This blog contains reviews and comments on children's books which I own, have read, and would like to share. I look for books at markets and opportunity shops. They are cleaned up, covered and read. Then I take them to the classroom for students to read. Students can borrow the books at any time. Many books are also from my personal library, especially the Youth Fiction. Students can preview some of them on this blog. Now, I am also on the lookout for great new releases for my grandson Archie.
The Adventures of Mary Contrairy, was published around 1900 and is forty-eight pages in length. There is no date of publication anywhere within the pages, but it was published by by "Little Dots" in London. This little hardback-gem used to belong to my mother, Margaret Stevens, but was handed on to me when I was a little girl. Most people have heard the nursery rhyme:
Mary, Mary, quite contrary, How does your garden grow? With silver bells, and cockle shells, And pretty maids all in a row.
Well, the story is all about Miss Mary Contrairy(although her name is spelt differently), who neglects her garden and her cottage, and so her house runs away. Devastated by this turn of events, Miss Mary finds herself being comforted by the cockle-shells and the pretty maids all in a row. Following the suggestion of the silver bells, Mary decides to dig an underground path in order to find her cottage. She then meets Polly Flinders, Boy Blue, an old witch, and Miss Muffet, and thus begins Mary's journey about learning about responsibilities.

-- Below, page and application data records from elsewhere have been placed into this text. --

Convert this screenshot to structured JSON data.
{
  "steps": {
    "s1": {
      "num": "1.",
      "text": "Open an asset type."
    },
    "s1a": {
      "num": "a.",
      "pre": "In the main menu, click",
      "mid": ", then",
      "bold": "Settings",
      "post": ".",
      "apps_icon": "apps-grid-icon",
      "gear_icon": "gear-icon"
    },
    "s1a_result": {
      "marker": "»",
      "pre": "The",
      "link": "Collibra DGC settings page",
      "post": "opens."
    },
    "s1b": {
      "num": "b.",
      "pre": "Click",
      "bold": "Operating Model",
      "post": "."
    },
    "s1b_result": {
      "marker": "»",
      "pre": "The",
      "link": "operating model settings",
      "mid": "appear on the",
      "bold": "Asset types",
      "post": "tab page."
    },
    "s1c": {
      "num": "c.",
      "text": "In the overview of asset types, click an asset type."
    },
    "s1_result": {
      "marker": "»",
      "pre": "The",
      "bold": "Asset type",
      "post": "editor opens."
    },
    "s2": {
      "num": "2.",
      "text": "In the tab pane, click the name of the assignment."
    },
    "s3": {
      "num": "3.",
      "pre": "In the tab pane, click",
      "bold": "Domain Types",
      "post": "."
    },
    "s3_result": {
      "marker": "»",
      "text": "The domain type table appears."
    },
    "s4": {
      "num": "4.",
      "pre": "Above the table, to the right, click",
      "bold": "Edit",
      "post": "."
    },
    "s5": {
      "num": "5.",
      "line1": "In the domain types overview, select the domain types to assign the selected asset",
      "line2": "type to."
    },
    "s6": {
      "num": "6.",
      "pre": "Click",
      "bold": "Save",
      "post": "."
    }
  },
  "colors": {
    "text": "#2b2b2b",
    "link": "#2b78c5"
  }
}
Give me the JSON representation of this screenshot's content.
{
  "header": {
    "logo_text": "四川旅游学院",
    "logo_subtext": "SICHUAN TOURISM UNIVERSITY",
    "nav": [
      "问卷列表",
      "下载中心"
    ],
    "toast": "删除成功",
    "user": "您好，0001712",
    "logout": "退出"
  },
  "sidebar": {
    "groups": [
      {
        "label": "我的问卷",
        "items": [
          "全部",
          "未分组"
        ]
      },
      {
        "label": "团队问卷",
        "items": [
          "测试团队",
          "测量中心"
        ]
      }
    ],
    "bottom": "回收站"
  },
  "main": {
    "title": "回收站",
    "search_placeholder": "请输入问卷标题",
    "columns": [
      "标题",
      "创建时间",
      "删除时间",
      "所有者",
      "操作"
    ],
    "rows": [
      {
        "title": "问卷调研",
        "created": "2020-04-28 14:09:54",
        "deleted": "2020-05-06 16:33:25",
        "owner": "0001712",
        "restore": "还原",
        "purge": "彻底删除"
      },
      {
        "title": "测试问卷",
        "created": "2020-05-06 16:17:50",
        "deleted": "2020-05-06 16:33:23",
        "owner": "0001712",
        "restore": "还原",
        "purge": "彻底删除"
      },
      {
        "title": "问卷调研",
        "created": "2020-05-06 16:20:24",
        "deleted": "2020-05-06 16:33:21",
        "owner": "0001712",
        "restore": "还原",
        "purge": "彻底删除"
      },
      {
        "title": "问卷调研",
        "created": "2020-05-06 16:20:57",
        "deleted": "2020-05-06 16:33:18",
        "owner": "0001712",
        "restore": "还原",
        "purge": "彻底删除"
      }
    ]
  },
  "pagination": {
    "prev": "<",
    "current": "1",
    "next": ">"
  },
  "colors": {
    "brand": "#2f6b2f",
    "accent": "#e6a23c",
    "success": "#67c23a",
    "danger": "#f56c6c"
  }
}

Simple, but exquisite ink drawing adorn all pages of the text.
Mary meets Polly Flinders
Author/illustrator, Ethel Talbot (1880-1944) was a prolific writer who was well-known for her stories for girls. Very little is known about her early life.
The Magic Coin by Ruth Chew was first published in 1983, and is a magical realism story about a young girl who is given a magical coin as change when buying the newspaper for her dad from a newsstand one morning. She and her brother, Christopher, soon discover that the coin has magical qualities. The smiling man, who winks from one side of the coin, can assist them in all kinds of ways. The coin can morph into all manner of things, and also makes difficult fraction homework seem easy. One day, after some bullies toss the coin into a lake in Prospect Park, the siblings find themselves transported back into the times of barrels, swords pistols, longboats, and sailing ships. They find themselves in the middle of a sea battle between a British merchant ship and a Spanish pirate ship. Can the powers of the coin return them to their own times? Chew also did the soft pencil illustrations which add greatly to the story line.

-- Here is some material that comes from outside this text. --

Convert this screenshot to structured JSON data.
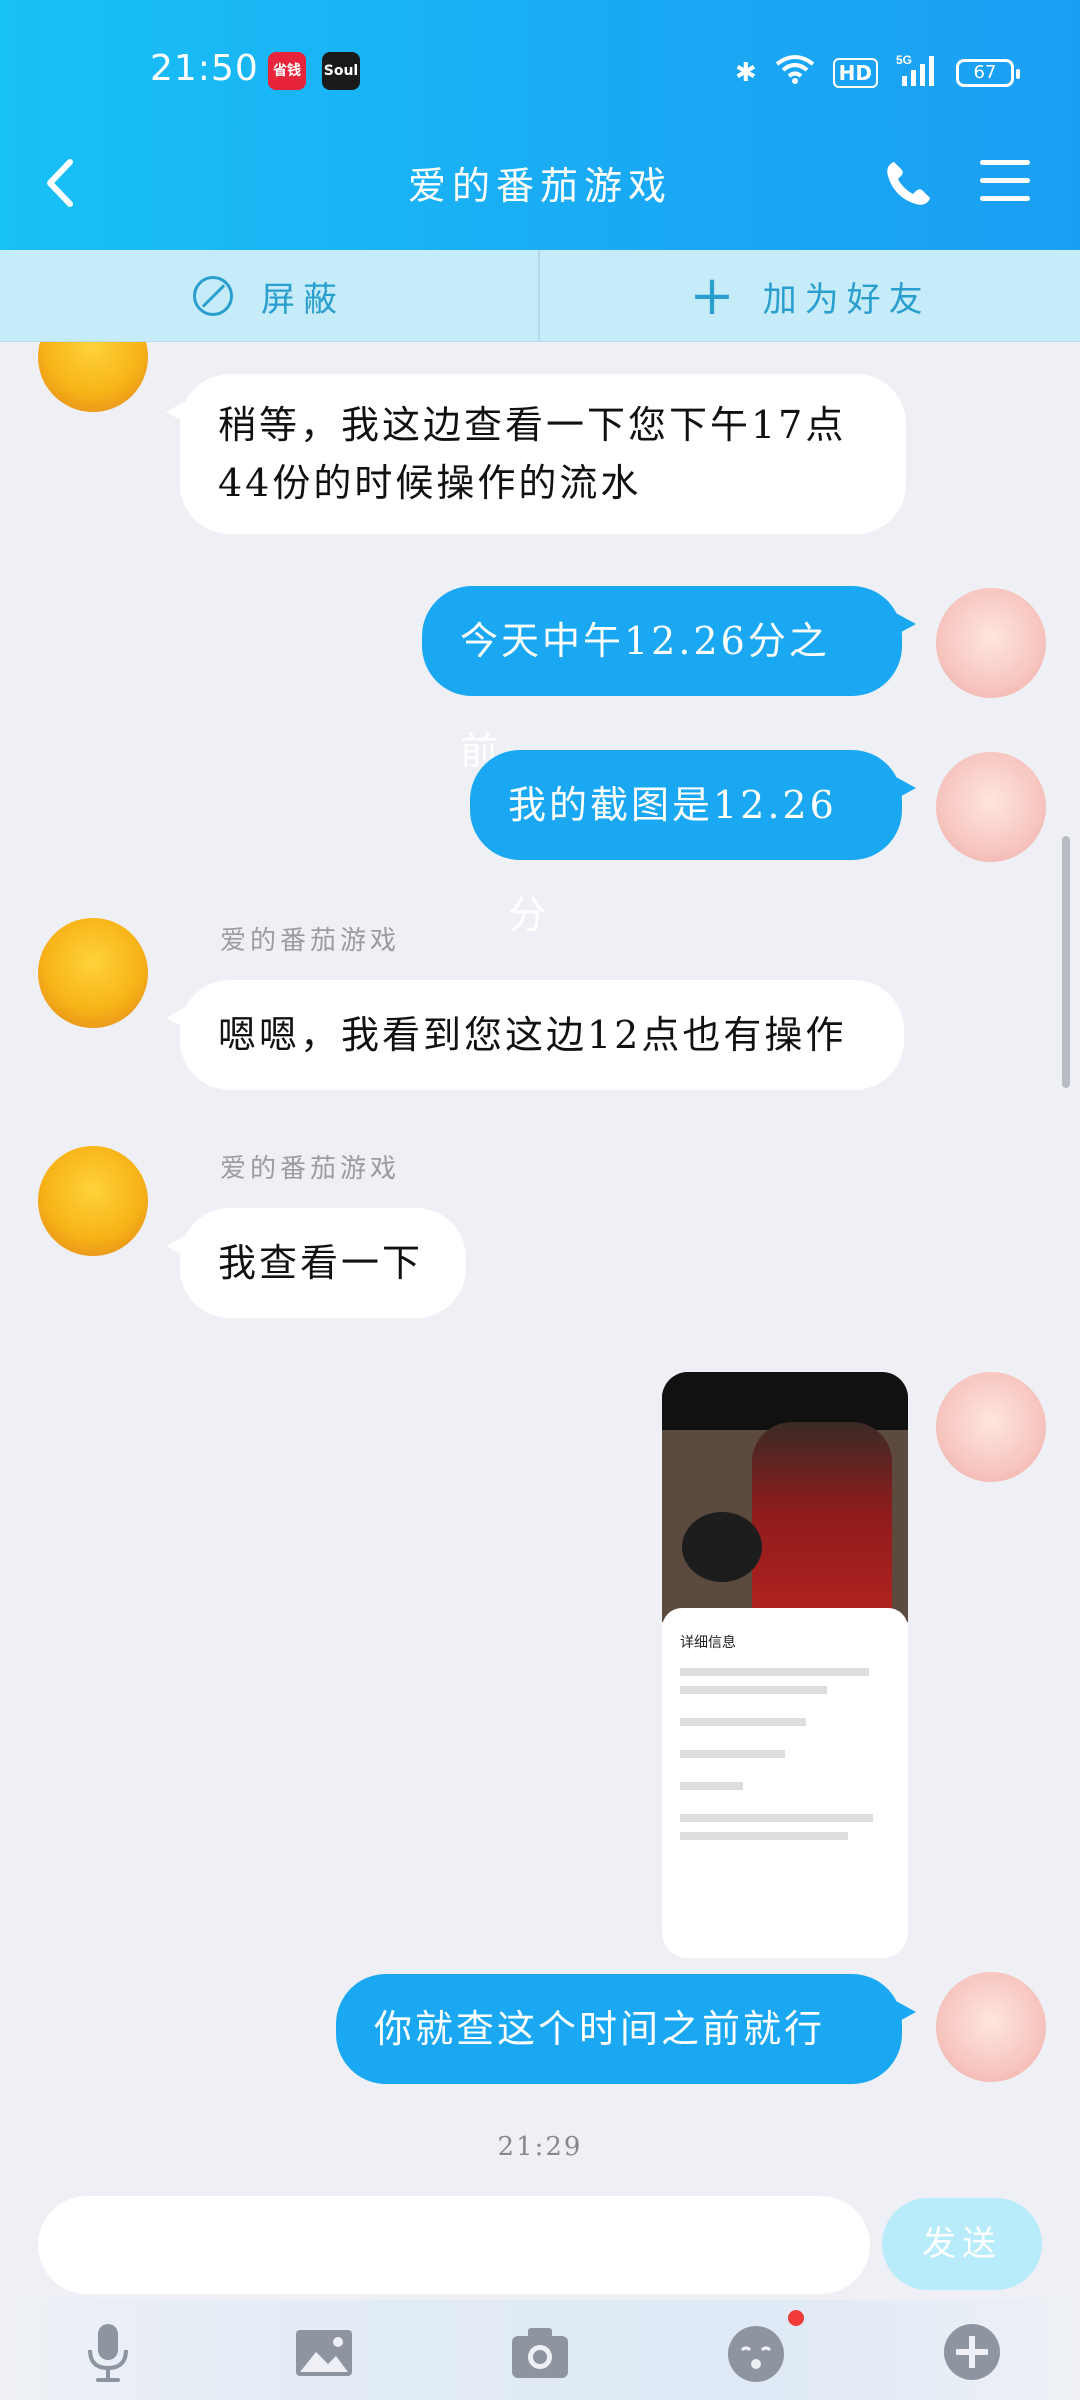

Christopher and Meredith find themselves in another century
First at Last and Other Stories by Julia McClelland is an Australian gem published in 1990. The stories are all about Zachariah whom we meet in the first story. He is not happy with his name or the teasing he receives from other students because of his name, but thanks to the ingenuity of his teacher, Miss Trams, the tables are turned. There are four other stories in the book which focus on Zacharia's family life and his close friends, Rebecca and Macca, and his newly acquired dog, Wombat. The stories are entitled: The Pet Party, Sun Sand and Sea, Big Brother, and, Away in a Manger. The stories are amusing and this book would have broad appeal to primary school students in general. The book has both ink sketches and full-colour plates sprinkled throughout with the illustrations by Ann James reflecting the light-hearted nature of the book. The book was short-listed for the Children's Book Council of Australia.
This is the second book in the Babar series which was first published in 1932. It is a relatively uncomplicated tale of two newly wed elephants, Babar and Celeste, who are on their honeymoon, only it is not the straight forward travel they were most likely expecting. When I read these books to my daughter, Nicola, it was purely to enjoy the delightfully intricate and colourful illustrations, and due to the fact that she loved elephants and any stories about them. However, some readers have found these books to be politically and morally offensive citing them as a justification of colonialism. Anyway, the hot air balloon leg of the honeymoon was going well until a violent storm sees them dashed down onto an island. Celeste soon finds herself surrounded by what some critics have labelled stereotypical Sambo cannibals, who just so happen to have big appetites. Then we meet a forgetful whale who leaves them stranded on an island, soon after which they are rescued and put on a steam ship, only to find themselves having to perform in a circus. Meanwhile back in the elephant kingdom, the rhinos have caused chaos. Can Babar and Celeste free themselves from their unsatisfying performances to get back in time to save the kingdom.?